“What’s healthier?” Son asked while sitting at the kitchen counter one afternoon dipping his chicken nuggets into ketchup. “Nuggets or apple slices?” His apple was getting less attention.
“Well,” I began. “Let’s talk about that.”
Husband has been reading In Defense of Food by Michael Pollen which talks about eating food close to the earth and something your grandmother would recognize. Nuggets? Not on the list. Apple? Goes back to Adam and Eve. Close to the top.
“It’s good to eat food that’s close to the earth.

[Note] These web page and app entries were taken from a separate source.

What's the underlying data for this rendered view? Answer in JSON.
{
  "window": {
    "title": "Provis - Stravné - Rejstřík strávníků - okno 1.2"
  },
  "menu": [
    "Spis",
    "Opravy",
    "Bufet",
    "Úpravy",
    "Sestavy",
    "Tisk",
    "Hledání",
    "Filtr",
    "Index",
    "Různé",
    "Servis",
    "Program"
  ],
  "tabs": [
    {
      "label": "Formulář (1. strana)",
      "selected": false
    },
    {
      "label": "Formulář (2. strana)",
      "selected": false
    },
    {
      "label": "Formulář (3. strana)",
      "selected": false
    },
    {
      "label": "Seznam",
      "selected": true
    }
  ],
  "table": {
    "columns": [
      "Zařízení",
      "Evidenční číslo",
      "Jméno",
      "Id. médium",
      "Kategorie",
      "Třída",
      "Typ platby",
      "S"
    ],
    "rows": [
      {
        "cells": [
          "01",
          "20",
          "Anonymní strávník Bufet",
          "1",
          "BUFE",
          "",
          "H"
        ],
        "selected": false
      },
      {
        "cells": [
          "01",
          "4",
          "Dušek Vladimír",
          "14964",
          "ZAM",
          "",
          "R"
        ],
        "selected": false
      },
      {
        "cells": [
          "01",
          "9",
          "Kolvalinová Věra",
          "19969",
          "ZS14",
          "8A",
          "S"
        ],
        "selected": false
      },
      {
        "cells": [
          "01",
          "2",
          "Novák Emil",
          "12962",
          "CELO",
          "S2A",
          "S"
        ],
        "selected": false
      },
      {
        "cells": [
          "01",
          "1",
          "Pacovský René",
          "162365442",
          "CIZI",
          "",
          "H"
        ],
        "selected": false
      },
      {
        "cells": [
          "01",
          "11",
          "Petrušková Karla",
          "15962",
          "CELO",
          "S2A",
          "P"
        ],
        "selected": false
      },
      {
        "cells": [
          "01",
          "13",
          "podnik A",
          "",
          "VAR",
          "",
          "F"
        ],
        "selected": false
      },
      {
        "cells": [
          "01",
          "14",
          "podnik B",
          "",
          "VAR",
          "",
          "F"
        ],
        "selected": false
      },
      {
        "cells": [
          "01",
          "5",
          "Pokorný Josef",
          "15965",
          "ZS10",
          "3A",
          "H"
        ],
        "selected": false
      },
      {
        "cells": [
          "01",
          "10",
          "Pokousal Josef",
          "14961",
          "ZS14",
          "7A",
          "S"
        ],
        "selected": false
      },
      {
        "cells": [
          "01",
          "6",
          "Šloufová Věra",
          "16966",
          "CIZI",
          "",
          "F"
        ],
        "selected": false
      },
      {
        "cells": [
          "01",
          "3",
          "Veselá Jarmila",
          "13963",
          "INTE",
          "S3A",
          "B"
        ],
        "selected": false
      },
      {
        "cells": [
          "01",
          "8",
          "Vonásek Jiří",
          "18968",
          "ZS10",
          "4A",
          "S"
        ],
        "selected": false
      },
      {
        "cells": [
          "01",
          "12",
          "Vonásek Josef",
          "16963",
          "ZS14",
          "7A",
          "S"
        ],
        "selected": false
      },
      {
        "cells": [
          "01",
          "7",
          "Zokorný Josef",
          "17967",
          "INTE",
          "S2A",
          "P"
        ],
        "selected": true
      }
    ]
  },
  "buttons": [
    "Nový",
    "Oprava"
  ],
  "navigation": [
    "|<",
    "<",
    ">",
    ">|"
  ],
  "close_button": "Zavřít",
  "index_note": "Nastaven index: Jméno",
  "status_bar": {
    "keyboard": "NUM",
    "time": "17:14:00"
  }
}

Do you know what that means?”
He shook his head.
We discussed how an apple travels from the tree to his mouth: Not far if he’s picking it at the orchard in October; only a few more steps if someone else picks it, packs it, drives it to the store, and we buy it.
“Nuggets on the other hand – they cut up the chicken, then mash it with other things and turn it into these little pieces and add chemicals to keep it fresh.”
“Chemicals?” he looked up from his plate, nugget perched in mid-air.
“Food has to stay on the shelf or freezer in the store for awhile so they add preservatives and chemicals to keep it okay until we eat it. They’re also what make it taste good. But they’re bad for you.”
He nodded and popped the rest of the nugget into his mouth.
“So what do you think is healthier?” I asked him.
“Exactly.” I returned to my magazine.
“Can I have some more?” he asked a few moments later.
I looked up, distracted. “Of what?”
“Those chemical things,” he said and pointed to the remaining nuggets on the cookie sheet.
I guess he got the point.